Tuesday, July 22, 2014

The Game of Dungeons: Magic Items

I'm still plugging away at this game, trying to grind my character to a super-high level.  Belal is my 208th character, and he's currently sitting on close to 3,000 hit points and 10 million gold.  It's not a massive total, but it's enough that I can delve into the dungeon and return with the maximum amount of gold that I can carry, without a great deal of risk.  I'm exercising patience, and trying not to extend my playing sessions too long, because as long as it's taking, starting from scratch is going to take longer.

The Chosen One!

Reading back through my posts on The Game of Dungeons, I realised that I haven't discussed magic items much.  There is quite a good variety, with some significant effects on gameplay.  One item in particular completely changes the way I approach the game once I've found it.

There are the staples, of course: swords, armour, helmets and shields, all with bonuses ranging from +1 to +3.  As you'd expect, these increase your effectiveness in combat.  They're not that essential, given that most monster-killing is done with spells, but having a good set of arms and armour increases the level of monster that you can kill without suffering damage, and helps you to conserve those spells.  So they are pretty handy.

There are loads of different magic rings as well. The ring of protection works just like armour.  There's one that lets you float over pits, and another that increases the power of your spells.  The ring of invisibility helps you flee from enemies, as does the ring of swiftness.  The ring of regeneration heals you with each move you make, and the ring of luck increases your chance of finding more magic items.  They're all useful, and the ring of levitation cannot be dispensed with.

There are magic boots that reduce the frequency with which you encounter monsters, and increase your chance of running away from them.  The magic lantern lets you see secret doors.  There's an amulet that tells you when you're next to a transporter to another level, and also gives you a rough idea of how likely you are to succeed in any combat; I find it especially useful, and it was even moreso back before I'd mapped everything.

The bag of holding is the real game-changer, though.  As I've mentioned before, the strength of the monsters you encounter increases based on the amount of gold you're carrying.  With a Strength of 18 you can carry 1,800,000 gold, and the enemies max out at around level 300.  Eventually you'll get to a point where you can handle anything the dungeon can throw at you.

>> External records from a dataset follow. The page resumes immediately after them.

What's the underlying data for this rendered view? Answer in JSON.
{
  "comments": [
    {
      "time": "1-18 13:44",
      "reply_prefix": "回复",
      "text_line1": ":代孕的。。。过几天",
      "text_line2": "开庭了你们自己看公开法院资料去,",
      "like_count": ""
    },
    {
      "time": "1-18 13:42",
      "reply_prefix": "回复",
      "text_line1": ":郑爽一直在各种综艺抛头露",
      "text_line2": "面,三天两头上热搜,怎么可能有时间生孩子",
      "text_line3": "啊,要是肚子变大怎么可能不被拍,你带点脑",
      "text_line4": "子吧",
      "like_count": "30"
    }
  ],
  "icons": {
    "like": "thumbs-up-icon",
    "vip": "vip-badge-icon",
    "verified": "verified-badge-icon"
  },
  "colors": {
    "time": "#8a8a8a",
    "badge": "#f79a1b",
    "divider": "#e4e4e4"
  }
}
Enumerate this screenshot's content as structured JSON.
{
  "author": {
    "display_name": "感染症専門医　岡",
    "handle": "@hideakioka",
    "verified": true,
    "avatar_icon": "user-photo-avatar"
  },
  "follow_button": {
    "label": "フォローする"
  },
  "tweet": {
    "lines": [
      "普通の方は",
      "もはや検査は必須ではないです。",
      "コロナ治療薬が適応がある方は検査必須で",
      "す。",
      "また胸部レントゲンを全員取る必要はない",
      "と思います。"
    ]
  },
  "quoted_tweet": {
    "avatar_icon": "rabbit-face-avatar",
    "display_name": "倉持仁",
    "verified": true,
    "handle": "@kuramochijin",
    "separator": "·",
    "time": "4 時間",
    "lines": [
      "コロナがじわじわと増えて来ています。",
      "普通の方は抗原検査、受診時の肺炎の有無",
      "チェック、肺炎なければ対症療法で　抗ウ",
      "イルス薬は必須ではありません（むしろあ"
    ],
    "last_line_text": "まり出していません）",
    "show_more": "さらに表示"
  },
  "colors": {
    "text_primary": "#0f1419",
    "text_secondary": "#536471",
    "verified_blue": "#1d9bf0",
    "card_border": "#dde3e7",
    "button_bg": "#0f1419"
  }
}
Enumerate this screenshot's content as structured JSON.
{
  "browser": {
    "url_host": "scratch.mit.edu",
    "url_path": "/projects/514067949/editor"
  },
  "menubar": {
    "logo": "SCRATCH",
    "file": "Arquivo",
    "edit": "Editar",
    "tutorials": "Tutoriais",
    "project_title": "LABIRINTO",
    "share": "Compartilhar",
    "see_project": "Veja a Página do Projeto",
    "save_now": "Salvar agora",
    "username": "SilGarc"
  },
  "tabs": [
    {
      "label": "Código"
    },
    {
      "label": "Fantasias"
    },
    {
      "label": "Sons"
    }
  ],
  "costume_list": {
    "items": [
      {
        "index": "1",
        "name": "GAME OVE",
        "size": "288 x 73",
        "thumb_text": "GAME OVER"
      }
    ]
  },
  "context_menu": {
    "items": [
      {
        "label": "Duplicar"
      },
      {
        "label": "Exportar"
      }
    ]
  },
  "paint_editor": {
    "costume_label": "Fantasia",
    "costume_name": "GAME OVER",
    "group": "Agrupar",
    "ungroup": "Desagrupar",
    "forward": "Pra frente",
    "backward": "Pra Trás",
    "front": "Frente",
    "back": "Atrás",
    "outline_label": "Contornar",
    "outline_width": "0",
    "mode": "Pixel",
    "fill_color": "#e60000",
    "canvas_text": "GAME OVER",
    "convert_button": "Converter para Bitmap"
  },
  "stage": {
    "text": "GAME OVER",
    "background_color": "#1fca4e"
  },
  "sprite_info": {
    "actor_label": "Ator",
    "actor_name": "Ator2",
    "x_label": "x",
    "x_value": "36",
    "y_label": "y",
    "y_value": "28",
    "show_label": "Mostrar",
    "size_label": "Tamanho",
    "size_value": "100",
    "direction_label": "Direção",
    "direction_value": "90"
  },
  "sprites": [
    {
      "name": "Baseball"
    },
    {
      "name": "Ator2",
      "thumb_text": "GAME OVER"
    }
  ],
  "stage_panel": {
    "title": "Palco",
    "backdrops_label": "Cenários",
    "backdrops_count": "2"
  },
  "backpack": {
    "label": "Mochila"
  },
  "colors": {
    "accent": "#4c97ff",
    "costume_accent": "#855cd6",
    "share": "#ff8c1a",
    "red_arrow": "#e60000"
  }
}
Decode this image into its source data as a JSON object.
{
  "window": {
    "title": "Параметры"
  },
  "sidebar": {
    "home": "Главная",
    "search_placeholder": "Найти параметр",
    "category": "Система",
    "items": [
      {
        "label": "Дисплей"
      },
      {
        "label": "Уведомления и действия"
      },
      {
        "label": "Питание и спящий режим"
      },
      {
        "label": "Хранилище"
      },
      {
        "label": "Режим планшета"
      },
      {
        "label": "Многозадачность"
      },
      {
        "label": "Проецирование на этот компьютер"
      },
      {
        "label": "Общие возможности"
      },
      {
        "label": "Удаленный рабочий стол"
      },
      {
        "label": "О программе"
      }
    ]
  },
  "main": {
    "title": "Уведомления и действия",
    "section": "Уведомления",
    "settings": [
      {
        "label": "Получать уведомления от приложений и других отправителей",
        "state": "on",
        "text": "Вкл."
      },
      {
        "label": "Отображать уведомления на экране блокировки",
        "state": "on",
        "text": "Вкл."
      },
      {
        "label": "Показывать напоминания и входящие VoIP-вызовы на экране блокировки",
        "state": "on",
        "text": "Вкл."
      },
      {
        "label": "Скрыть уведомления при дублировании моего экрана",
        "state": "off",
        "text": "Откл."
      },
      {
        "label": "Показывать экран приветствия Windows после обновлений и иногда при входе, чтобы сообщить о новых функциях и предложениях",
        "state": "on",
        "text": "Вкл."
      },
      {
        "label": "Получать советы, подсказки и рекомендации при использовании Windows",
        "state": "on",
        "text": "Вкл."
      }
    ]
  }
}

The bag changes that, by increasing your carrying capacity a hundredfold.  With the ability to carry more gold comes the attention of stronger foes, and they just keep getting stronger the more gold you carry.  Without the bag, you can afford to get a little complacent.  Once you have it, the rewards are bigger, but the risk returns in spades.  It's really easy to get carried away and overwhelmed by hordes of powerful enemies.

It's actually a really clever little bit of game design.    Just as I thought I'd mastered the game, I found the bag and suddenly it got difficult again.  I don't anticipate getting back to a point of complacency, either; I've not even come close to carrying my maximum gold with the bag.  And not only does the game get harder with the bag, it gets even harder again once you find the Orb.  I continue to be impressed by this game.  It has a surprising amount of hidden depth for such an early effort.

No comments:

Post a Comment